Tencent says that if you are under 18 and spend over 500 yuan (US$77) on in-game purchases in a day, it will alert your parents.

The new function is on trial right now, and not a moment too soon: Tencent has been sued by Chinese parents, after their children spent thousands of dollars on in-game purchases.

For instance, in 2017, an 11-year-old girl spent 100,000 yuan (US$14,700) in Honor of Kings (known as Arena of Valor in the West).

Honor of Kings is so popular that there are smartphone arcades where children go to play -- and hide from their parents. (Picture: SCMP)

Parents put the blame on Tencent, saying it made in-game purchases too easy for underage gamers to splurge on in-game items. Each item purchase is just a tap away, since payment is linked with Tencent’s own WeChat Pay, one of the country’s biggest digital payment platforms.

Tencent lost many of those lawsuits. One high-profile lawyer said he forced the tech giant to return more than US$5,700 to five families.

So how will they implement it? Tencent is dedicating a team of 200 to identify gamers under the age of 18. Players have to submit their real name, age and ID number during registration.

There’s an obvious counter to this: What if they lie? What if they use a parent's name instead? Tencent has an answer for that too: They claim they’ll be able to tell if it’s a minor playing by their erratic spending.

One thing Tencent doesn’t have an answer for is whether 200 people is enough to wade through an enormous player base -- Honor of Kings alone has over 200 million players.

This isn’t the first time that Tencent has restricted its games from being too accessible to underage gamers.

Tencent put a playtime limit in Honor of Kings, stopping those under 18 from playing for more than 2 hours a day (and if you’re under 12, you can only play for an hour).

It came after an editorial from state media called the game "poison" and a "drug" that harms teenagers. It wiped US$17.5 billion off Hong Kong-listed Tencent’s market value in just one day.

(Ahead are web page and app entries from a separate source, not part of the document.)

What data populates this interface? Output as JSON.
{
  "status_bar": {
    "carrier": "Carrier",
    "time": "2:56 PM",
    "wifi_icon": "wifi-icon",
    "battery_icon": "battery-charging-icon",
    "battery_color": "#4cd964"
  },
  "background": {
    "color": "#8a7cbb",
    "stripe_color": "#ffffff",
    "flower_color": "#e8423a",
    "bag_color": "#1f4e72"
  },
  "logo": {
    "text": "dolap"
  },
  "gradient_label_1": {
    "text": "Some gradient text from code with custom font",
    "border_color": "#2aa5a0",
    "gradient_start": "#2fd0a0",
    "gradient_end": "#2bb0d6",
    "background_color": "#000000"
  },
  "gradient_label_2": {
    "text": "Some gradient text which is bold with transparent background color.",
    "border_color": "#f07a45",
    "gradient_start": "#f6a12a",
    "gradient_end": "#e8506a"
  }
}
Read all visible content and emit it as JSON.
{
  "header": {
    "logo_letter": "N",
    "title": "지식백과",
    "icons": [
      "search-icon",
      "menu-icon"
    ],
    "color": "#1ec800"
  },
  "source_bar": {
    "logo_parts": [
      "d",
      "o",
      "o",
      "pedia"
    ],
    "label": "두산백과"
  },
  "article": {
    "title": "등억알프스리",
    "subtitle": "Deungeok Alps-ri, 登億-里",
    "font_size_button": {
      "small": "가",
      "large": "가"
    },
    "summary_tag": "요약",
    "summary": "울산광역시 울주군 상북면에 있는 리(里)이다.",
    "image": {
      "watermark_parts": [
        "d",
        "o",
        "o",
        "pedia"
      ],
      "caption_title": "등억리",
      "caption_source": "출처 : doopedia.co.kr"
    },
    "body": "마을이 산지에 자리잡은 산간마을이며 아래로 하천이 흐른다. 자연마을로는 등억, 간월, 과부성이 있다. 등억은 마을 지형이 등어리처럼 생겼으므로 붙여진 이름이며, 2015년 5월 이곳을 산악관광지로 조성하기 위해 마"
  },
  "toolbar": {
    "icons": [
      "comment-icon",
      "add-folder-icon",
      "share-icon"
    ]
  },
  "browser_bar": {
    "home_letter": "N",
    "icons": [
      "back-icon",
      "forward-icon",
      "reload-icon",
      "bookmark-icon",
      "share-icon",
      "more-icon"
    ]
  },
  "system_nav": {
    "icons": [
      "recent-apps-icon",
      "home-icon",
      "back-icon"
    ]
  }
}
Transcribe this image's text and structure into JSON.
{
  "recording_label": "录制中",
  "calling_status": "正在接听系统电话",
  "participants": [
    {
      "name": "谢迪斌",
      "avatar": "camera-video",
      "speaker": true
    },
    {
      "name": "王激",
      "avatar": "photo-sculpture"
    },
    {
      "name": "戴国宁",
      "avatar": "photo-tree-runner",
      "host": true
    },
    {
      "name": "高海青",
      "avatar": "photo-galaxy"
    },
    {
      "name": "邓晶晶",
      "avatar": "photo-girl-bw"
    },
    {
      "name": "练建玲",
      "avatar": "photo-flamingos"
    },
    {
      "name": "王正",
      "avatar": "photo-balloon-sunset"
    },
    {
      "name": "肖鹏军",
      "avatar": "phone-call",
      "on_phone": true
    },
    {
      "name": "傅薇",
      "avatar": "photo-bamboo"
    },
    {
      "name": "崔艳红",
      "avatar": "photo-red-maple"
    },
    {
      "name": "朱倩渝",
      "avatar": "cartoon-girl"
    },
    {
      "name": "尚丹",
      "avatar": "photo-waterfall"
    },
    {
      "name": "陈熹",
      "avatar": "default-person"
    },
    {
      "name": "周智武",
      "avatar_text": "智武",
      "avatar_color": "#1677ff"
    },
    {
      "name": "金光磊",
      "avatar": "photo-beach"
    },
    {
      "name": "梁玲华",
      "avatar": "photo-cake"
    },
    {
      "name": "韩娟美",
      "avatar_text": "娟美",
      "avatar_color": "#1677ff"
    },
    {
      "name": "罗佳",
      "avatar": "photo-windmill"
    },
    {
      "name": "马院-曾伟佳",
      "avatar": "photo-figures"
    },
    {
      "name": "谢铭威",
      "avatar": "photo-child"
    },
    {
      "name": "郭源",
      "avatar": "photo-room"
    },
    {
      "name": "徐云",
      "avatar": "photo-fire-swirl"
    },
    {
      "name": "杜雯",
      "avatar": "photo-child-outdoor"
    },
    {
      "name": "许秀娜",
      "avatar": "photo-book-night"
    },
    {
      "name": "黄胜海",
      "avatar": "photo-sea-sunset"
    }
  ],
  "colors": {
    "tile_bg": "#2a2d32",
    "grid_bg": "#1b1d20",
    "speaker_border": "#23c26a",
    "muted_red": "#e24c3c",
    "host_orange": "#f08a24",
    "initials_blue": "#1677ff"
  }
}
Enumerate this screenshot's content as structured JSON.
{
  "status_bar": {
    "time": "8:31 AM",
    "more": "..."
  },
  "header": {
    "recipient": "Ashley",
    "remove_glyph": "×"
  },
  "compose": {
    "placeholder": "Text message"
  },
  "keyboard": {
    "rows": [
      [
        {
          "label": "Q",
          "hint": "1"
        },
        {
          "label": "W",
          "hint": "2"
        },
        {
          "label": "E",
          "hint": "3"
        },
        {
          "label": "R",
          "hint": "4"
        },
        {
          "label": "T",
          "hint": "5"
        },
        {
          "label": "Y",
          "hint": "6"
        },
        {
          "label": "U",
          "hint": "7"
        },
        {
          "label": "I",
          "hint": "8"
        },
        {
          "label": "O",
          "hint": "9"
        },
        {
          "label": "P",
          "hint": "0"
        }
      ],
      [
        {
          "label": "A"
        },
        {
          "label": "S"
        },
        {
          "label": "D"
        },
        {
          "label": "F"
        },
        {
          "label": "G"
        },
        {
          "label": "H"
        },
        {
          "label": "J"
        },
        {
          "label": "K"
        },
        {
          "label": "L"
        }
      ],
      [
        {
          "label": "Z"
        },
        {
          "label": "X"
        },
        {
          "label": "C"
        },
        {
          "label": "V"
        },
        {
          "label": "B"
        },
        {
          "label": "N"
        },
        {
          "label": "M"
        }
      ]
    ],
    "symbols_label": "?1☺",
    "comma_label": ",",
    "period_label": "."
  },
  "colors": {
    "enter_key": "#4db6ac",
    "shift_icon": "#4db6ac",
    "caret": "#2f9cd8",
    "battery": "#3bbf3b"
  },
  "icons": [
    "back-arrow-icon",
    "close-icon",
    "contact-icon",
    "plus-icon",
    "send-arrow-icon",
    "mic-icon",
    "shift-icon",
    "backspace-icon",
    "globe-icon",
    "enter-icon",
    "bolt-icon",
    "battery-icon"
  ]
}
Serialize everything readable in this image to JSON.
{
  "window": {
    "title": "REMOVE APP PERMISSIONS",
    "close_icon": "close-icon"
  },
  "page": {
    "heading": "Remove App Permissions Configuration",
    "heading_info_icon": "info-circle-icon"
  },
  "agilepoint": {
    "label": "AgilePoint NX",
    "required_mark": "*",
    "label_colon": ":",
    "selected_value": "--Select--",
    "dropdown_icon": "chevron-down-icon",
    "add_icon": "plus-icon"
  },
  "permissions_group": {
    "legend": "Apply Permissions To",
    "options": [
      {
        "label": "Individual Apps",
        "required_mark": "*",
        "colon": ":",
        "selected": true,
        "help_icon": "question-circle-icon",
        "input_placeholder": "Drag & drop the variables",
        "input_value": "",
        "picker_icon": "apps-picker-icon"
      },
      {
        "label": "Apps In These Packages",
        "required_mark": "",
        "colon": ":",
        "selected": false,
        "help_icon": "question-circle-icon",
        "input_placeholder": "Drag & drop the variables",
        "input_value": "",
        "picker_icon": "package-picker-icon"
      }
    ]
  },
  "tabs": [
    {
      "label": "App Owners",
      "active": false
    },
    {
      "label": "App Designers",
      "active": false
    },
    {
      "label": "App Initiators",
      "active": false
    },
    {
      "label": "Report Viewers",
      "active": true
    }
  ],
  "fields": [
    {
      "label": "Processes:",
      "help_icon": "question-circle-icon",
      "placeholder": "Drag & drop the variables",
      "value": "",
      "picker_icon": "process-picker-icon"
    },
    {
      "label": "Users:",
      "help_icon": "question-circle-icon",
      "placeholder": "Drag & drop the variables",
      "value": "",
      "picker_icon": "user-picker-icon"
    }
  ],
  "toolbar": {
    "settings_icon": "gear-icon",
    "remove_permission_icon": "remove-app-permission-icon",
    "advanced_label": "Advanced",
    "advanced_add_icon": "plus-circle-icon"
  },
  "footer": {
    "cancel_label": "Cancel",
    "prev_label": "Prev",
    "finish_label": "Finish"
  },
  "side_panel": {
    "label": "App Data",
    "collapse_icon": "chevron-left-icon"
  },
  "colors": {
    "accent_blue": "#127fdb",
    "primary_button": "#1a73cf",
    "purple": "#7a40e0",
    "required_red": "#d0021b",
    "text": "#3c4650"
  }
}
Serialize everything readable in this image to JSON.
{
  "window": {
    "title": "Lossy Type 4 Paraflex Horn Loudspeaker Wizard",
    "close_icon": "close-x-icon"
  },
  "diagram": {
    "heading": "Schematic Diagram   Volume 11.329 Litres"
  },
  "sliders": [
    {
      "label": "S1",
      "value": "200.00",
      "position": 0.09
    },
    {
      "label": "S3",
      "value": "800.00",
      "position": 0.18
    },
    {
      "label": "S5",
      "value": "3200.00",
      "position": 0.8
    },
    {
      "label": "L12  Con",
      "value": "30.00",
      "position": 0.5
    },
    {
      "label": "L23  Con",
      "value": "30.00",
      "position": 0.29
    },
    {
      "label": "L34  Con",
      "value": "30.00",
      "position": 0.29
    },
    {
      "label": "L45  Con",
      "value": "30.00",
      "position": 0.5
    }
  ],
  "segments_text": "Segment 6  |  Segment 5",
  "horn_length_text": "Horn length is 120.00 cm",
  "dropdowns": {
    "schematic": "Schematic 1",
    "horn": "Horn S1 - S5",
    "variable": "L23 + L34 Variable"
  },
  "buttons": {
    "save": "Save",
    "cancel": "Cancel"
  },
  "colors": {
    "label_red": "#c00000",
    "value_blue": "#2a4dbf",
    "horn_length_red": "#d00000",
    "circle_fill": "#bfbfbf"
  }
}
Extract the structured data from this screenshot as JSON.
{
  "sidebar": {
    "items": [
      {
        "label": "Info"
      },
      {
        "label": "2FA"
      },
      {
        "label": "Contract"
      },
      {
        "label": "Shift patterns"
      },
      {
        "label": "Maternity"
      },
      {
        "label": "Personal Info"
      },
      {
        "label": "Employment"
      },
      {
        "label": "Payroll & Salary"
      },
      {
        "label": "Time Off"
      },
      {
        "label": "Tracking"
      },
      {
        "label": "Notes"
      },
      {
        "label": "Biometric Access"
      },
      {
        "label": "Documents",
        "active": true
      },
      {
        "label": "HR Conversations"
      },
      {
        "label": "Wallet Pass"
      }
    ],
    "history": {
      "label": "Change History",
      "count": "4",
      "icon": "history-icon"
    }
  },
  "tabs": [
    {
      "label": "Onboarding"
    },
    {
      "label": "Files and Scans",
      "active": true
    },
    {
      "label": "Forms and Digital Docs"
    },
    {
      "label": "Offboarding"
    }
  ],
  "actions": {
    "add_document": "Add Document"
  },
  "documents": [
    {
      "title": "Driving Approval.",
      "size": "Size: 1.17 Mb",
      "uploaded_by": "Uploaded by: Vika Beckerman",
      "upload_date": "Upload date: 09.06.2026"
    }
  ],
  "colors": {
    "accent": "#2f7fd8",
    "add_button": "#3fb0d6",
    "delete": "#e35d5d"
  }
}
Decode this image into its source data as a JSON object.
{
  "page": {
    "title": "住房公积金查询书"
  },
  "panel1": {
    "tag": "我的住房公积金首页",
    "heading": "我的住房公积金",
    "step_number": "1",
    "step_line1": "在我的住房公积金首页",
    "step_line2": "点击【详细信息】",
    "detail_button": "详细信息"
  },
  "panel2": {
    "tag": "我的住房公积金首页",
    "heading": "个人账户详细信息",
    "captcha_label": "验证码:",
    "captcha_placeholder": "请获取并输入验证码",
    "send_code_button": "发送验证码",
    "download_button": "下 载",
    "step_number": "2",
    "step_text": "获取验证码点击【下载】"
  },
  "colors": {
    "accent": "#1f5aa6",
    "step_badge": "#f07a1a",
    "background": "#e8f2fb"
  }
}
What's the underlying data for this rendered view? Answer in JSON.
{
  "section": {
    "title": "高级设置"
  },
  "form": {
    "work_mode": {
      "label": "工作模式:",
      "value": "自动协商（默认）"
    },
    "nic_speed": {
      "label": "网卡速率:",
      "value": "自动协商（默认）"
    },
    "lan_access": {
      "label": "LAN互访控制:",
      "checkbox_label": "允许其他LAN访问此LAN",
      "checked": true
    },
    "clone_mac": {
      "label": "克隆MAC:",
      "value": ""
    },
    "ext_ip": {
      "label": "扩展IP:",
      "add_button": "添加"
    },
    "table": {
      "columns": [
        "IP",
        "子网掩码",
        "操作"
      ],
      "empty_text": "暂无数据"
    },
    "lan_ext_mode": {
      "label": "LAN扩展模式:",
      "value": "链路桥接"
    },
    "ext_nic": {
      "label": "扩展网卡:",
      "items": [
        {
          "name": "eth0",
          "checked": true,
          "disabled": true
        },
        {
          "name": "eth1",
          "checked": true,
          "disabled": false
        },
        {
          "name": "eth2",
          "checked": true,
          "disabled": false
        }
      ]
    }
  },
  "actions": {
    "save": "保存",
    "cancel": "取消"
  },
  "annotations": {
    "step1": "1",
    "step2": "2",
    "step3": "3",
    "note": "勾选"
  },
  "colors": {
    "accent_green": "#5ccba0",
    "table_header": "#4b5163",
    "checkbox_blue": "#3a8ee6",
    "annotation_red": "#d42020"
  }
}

In March, Tencent CEO Pony Ma said the company would introduce digital contracts that would allow parents and children to negotiate time limits for playing Honor of Kings.

The contract can link playing time to tasks such as completing housework and study, thus encouraging positive behaviour in children by rewarding them.